A darling of design magazines and lifestyle blogs, Banquet Atelier & Workshop is noted for its high-quality screen prints, stationery, and textiles. In conjunction with the Met Museum’s special exhibition Ancient Egypt Transformed: The Middle Kingdom, The Met Store collaborated with Banquet on a collection of playful, Egypt-inspired designs. Banquet’s Sarah Edmonds shares her thoughts about her company and this exclusive project.
Tell us a bit about your background.
I have a fine arts background with a specialty in textile design, and worked for commercial galleries and artist-run centers here in Vancouver. My partner Tammy Lawrence worked with nonprofits and in television.
What motivated you to start Banquet Atelier & Workshop?
We were looking for a way to work creatively while raising our young children. In the beginning we wanted to create educational and affordable art and other items for families of every kind. The company has evolved but this initial inspiration still rings true.
How big is the studio staff?
Banquet is just the two of us plus Amber, our newest staff member and studio manager, who currently keeps it all together as we go down the seasonal holiday rabbit hole. We also have a group of brilliant women who come in to help during our busier times, and we all talk motherhood and books and politics while we sleeve cards and roll prints.
Where do you look for design inspiration?
It’s really everywhere. Vintage books, conversations with our children and friends, contemporary art, antique textiles, the community at large. Recently we saw the Vancouver Mycological Society’s show at VanDusen Botanical Garden, and are newly obsessed by the amazing variations of something as simple as a mushroom. We’d love to do a toadstool print, but a lot of the times things manifest themselves in a less literal way, like in a new color way or a silly fungi card.
What was it like creating imagery derived from ancient Egypt?
Endlessly fascinating. I could have kept going and going with this, it was really hard at the end of the project to clear my workspace and look in a new direction! The level of detail, the powerful iconography and incredible stories. Myth and magic seemed to imbue every detail of life for the ancient Egyptians and I find that richness totally mesmerizing.
In the digital age, what are the benefits of using such a traditional method as screen-printing?
Everything we do starts with a hand-drawn sketch and the screen print is a logical extension of that. Sometimes it’s very subtle, but the tiny variations of a made-by-hand process bring a kind of humanity to the product that we aren’t willing to compromise on.
Do you do the printing in-house?
No, we work with local printers who have been with us since the beginning. They are true artists and experts at what they do, and we follow their lead in many ways. It’s a real back-and-forth process, and we love that their studio is just 10 minutes from our own.

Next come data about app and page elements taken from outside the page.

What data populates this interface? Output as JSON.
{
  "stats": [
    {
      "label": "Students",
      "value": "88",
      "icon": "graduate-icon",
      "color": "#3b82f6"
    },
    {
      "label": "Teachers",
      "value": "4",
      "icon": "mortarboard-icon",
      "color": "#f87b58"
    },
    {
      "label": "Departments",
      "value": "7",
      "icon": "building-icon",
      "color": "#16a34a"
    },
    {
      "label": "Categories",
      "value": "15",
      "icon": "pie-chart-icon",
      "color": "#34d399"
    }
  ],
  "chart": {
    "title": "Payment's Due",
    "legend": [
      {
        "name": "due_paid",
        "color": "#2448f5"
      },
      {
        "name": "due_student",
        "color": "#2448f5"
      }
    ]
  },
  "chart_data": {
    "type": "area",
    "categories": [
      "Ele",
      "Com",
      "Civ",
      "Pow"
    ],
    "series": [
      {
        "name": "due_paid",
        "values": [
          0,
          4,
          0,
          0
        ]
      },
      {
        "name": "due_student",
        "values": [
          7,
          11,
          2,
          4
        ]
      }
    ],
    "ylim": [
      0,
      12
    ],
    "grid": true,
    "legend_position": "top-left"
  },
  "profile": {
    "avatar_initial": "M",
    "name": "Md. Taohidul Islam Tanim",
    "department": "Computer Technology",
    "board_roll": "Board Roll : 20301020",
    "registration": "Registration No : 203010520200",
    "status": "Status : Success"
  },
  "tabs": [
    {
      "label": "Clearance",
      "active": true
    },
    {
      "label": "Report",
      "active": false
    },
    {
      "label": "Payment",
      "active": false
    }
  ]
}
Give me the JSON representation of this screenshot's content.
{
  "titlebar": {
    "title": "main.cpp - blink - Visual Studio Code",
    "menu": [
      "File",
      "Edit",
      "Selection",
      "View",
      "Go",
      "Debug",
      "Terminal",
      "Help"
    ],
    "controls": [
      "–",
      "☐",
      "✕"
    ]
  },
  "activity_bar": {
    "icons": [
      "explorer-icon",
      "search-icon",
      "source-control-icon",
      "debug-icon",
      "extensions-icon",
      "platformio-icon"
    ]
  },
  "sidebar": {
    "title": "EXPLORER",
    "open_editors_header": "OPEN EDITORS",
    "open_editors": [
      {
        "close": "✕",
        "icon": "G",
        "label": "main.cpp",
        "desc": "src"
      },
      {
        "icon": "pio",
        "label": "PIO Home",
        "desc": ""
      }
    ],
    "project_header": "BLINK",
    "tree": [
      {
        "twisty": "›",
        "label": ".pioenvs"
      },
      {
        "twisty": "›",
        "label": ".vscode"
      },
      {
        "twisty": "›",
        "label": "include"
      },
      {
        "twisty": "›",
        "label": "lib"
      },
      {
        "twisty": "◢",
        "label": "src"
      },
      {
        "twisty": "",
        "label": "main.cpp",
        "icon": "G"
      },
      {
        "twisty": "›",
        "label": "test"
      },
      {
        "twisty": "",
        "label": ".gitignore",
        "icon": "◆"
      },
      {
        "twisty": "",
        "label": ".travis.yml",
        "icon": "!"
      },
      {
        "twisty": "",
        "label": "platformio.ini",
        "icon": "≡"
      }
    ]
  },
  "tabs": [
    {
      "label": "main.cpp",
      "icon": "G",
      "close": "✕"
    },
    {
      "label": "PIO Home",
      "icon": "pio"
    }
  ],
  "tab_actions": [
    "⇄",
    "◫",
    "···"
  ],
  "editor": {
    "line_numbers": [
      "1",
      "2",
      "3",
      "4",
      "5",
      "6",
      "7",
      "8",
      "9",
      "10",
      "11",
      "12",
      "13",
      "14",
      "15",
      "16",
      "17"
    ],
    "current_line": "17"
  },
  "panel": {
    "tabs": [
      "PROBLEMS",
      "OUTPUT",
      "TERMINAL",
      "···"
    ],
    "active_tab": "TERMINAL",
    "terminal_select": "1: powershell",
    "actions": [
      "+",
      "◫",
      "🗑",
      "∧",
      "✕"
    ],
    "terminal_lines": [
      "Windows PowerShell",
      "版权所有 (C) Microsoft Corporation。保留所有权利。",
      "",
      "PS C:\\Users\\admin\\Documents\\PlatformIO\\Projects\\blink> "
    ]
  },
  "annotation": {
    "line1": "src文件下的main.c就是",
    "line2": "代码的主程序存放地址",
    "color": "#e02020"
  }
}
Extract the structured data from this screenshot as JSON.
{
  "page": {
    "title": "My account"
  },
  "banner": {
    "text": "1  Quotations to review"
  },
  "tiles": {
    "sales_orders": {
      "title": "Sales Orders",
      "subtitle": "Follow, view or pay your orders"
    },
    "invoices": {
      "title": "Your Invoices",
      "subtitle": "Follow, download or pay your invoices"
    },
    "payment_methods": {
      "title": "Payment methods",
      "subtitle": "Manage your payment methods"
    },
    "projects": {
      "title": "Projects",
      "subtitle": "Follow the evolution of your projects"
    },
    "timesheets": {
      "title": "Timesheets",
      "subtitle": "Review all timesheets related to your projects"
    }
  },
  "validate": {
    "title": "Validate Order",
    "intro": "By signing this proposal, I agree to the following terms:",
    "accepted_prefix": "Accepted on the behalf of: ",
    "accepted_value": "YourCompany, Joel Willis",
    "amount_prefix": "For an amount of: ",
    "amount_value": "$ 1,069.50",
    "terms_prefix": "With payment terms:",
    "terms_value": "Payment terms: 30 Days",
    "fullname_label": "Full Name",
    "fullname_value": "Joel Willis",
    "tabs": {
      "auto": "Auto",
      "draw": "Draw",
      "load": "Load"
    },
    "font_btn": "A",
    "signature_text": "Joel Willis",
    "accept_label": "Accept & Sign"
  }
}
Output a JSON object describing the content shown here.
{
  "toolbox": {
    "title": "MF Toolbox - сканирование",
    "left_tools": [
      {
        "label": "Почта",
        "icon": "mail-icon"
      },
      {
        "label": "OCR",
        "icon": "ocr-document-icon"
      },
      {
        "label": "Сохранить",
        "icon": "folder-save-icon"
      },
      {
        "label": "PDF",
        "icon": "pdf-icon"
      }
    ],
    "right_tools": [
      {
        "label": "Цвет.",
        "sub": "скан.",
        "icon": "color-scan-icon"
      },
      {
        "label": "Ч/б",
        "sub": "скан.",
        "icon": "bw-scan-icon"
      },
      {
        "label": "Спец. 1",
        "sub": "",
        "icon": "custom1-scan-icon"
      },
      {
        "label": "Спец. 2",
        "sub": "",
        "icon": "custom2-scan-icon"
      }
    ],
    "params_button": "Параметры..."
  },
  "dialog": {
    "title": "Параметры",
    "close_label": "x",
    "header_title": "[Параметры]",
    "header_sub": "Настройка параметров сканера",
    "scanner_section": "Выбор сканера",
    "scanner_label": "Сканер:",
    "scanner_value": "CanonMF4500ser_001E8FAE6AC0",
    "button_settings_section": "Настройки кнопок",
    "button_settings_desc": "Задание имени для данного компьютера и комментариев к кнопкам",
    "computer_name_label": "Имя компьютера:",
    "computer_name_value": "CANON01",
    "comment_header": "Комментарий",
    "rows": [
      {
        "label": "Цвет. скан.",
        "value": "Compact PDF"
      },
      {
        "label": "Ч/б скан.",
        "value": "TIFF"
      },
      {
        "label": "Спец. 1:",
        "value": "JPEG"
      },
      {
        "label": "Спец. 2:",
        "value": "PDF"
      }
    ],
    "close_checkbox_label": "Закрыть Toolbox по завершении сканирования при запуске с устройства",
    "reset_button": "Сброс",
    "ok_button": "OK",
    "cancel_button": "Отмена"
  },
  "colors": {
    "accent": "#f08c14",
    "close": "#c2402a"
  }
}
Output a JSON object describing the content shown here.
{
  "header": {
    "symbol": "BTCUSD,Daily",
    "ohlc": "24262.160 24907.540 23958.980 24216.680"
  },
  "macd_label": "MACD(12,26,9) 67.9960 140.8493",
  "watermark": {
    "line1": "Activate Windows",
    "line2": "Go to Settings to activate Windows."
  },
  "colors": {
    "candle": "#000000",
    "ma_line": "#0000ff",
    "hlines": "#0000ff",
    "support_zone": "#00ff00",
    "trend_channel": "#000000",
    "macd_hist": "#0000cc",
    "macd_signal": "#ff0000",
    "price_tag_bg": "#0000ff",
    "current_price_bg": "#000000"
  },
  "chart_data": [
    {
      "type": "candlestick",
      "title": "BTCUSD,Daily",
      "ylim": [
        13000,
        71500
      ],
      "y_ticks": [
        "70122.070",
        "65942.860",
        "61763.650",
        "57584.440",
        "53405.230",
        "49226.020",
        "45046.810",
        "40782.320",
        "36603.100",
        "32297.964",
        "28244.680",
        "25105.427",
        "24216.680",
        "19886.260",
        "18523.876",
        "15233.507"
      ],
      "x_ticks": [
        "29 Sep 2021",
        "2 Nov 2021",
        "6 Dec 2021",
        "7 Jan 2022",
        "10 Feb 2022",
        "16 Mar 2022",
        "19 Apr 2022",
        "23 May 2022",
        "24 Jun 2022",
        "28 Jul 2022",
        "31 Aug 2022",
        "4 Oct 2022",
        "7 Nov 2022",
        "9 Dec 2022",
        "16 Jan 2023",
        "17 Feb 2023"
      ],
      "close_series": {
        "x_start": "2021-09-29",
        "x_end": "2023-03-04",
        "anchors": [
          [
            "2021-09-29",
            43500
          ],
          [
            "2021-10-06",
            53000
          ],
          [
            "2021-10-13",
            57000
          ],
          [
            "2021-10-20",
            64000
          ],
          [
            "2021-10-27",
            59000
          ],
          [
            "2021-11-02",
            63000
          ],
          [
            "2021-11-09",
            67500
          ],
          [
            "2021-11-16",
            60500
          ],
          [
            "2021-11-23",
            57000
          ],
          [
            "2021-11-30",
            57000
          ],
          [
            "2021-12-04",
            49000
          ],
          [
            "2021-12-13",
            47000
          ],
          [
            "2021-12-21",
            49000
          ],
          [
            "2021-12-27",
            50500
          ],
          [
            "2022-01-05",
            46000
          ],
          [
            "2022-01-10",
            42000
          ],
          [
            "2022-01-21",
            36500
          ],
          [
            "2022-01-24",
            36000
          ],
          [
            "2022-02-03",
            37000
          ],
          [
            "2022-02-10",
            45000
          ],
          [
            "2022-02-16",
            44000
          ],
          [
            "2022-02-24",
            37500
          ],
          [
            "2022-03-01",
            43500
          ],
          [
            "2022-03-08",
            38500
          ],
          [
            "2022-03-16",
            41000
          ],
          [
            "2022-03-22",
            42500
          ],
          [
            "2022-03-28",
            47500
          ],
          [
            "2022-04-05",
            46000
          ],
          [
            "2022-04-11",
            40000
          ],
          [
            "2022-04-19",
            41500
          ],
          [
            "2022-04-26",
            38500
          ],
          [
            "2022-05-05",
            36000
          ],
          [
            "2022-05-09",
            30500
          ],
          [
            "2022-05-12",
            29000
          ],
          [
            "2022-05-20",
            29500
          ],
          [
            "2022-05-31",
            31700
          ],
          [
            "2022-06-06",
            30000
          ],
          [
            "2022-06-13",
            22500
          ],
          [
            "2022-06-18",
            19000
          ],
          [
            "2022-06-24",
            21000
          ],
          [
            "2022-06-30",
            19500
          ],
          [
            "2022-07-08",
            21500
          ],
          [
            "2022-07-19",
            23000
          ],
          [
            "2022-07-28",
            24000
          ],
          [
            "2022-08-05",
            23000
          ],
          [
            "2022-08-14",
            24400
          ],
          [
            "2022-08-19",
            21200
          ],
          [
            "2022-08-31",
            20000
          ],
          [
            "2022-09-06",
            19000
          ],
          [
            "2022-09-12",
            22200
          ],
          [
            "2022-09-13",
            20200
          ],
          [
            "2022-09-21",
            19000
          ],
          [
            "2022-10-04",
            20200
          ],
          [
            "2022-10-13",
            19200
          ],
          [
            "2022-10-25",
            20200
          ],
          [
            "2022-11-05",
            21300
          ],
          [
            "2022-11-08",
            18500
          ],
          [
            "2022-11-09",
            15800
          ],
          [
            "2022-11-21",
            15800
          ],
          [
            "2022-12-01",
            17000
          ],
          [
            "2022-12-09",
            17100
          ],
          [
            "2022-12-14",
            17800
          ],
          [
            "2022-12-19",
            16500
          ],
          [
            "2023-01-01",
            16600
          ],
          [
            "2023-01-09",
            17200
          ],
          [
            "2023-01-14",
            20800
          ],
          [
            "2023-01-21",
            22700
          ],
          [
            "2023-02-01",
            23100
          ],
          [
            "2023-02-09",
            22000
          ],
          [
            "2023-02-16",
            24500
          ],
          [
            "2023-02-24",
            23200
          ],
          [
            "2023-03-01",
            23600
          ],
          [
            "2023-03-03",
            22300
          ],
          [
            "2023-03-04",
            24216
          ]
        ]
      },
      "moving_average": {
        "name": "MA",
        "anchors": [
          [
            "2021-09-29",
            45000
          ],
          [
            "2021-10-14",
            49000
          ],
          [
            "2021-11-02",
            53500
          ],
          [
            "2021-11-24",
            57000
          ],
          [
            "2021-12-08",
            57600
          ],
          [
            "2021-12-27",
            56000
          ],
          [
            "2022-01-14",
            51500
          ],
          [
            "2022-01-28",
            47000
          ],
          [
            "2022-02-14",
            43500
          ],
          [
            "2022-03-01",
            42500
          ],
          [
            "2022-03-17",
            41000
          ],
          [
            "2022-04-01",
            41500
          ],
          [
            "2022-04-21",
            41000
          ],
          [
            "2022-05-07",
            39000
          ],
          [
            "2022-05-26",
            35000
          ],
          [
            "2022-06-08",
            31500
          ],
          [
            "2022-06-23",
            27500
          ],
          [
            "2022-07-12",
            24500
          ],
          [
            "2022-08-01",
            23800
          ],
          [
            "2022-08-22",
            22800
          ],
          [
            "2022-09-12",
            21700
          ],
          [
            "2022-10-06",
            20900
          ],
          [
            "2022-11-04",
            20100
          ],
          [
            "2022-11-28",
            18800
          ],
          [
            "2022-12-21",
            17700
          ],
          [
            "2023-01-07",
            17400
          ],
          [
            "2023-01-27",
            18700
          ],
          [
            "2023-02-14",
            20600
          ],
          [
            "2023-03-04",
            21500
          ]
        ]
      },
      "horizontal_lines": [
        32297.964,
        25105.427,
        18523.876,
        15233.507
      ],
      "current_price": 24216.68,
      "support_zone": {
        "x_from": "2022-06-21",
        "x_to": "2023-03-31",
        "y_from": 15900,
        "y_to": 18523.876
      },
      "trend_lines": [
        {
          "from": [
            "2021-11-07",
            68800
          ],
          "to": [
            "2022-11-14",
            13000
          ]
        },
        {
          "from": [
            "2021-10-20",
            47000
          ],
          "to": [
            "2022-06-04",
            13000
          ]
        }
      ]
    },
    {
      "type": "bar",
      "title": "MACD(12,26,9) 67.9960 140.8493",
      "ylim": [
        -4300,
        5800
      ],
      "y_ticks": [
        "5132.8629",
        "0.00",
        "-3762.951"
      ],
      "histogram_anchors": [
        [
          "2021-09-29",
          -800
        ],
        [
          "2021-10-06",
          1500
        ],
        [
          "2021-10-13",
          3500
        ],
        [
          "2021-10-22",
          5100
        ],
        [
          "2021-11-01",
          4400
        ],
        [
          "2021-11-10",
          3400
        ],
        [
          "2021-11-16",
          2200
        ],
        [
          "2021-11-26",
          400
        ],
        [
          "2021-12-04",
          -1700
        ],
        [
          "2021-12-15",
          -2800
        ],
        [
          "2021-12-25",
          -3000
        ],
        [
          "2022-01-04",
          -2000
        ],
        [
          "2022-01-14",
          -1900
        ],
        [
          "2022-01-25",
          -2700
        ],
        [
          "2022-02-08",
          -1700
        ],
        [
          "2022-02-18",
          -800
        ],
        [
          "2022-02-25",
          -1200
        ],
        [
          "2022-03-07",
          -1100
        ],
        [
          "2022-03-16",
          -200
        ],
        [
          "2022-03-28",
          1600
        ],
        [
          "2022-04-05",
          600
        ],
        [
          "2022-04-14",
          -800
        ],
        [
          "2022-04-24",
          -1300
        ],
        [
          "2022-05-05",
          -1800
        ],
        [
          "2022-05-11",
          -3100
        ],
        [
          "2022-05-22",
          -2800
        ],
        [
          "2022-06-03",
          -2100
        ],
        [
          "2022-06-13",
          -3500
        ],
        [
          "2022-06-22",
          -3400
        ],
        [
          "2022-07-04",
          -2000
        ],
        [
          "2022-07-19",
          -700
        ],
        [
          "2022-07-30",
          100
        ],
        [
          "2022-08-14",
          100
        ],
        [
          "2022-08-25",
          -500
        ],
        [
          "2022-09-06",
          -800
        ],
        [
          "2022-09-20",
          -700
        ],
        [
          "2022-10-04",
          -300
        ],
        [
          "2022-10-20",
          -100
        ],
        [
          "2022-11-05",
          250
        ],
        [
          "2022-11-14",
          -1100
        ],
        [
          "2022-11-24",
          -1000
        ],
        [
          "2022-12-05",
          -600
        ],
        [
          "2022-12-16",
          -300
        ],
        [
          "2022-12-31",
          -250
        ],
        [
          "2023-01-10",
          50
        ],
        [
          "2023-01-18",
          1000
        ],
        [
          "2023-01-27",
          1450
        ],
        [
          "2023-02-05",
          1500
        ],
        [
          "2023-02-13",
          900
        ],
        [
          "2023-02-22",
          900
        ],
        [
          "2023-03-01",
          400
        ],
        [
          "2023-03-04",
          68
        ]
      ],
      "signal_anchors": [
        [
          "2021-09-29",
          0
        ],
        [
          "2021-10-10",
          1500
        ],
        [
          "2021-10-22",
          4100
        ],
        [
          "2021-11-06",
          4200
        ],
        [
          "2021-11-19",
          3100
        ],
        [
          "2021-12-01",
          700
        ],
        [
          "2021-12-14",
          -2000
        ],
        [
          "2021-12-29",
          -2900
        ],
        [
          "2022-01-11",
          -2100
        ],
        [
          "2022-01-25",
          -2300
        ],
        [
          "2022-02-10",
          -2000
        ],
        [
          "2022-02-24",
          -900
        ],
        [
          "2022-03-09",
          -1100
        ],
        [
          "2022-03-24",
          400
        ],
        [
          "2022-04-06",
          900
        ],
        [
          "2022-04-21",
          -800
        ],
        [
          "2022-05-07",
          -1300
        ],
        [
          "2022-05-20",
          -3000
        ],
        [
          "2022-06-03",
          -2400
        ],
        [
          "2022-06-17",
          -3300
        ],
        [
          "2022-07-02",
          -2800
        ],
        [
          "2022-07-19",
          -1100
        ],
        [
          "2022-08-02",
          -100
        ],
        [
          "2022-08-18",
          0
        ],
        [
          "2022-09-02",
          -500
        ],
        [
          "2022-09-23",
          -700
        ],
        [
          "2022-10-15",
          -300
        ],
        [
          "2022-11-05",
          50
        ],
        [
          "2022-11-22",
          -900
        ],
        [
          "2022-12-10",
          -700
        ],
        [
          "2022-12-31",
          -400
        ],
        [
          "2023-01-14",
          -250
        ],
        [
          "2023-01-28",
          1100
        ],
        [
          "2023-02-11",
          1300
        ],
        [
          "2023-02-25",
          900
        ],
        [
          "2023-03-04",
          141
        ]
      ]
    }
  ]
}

Screen-printing has the potential to disappear (in the digital age!) and we love supporting these craftspeople in what they do.
Do you follow any particular design blogs?
We don’t generally follow design blogs. (It’s too easy to be confused creatively by what other brilliant people are making and doing!) But we do have a few favorites we return to: Textile Systematism is great for snippets of carpet, pleated origami silks, and antique embroidery. We probably wouldn’t be here without Design Sponge and Grace Bonney’s beautiful eye and powerful influence. And South Willard News for great ceramics and a little bit of politics, science, and current events. Lately we look at Instagram and Pinterest more. We are loving Micah Lexier’s feed and Jennifer Higgie’s [writer and co-editor of Frieze magazine] posts on woman artists that we’re not always familiar with. I also love @dulldiamond’s beautiful snapshots of her daily domestic inspirations. Her color palette and formatting are just about perfect.
Any favorite artists or role models?
Countless. And always changing. We love Ruth Asawa’s work and her commitment to her family. The layering of color and patterns in Gunta Stölzl’s weaving provide endless inspiration, and we’re both a little obsessed with the writer Elena Ferrante and her determined commitment to maintaining a life and practice outside the public eye. Also looking a lot at David Hockney’s landscapes, and his glistening puddles of water under trees and sky. We’re especially inspired by a close-knit group of fellow creatives and moms in our daily lives. This community is vital to our own creative practice, but also as the foundation to keeping a work-life balance, not always an easy thing!
Does life in the Pacific Northwest influence your work?
Definitely. Vancouver is on the very edge of one of the greatest rain forests in the world. We can be walking in the woods in a matter of minutes, or better still beachcombing at the water’s edge.
Anything else you’d like to share? Favorite music, food, museum, tree?
On repeat in the studio is Destroyer’s new record “Poison Season.” Pomegranate quinoa with halloumi makes the best winter salad. When in New York City we love El Rey for a fresh and healthy lunch. As for museums we love the Museum of Anthropology at UBC here in Vancouver. It’s our first recommend to out of towners, and we go back again and again. Their collection of Coast Salish woven baskets is unbelievable, and to see Bill Reid’s work close up is endlessly powerful. And if I were a tree I’d be a wizened pine on the edge of the beach. So much personality for a tree!
[Editor’s note: Ben Richmond also contributed to this Q&A post.]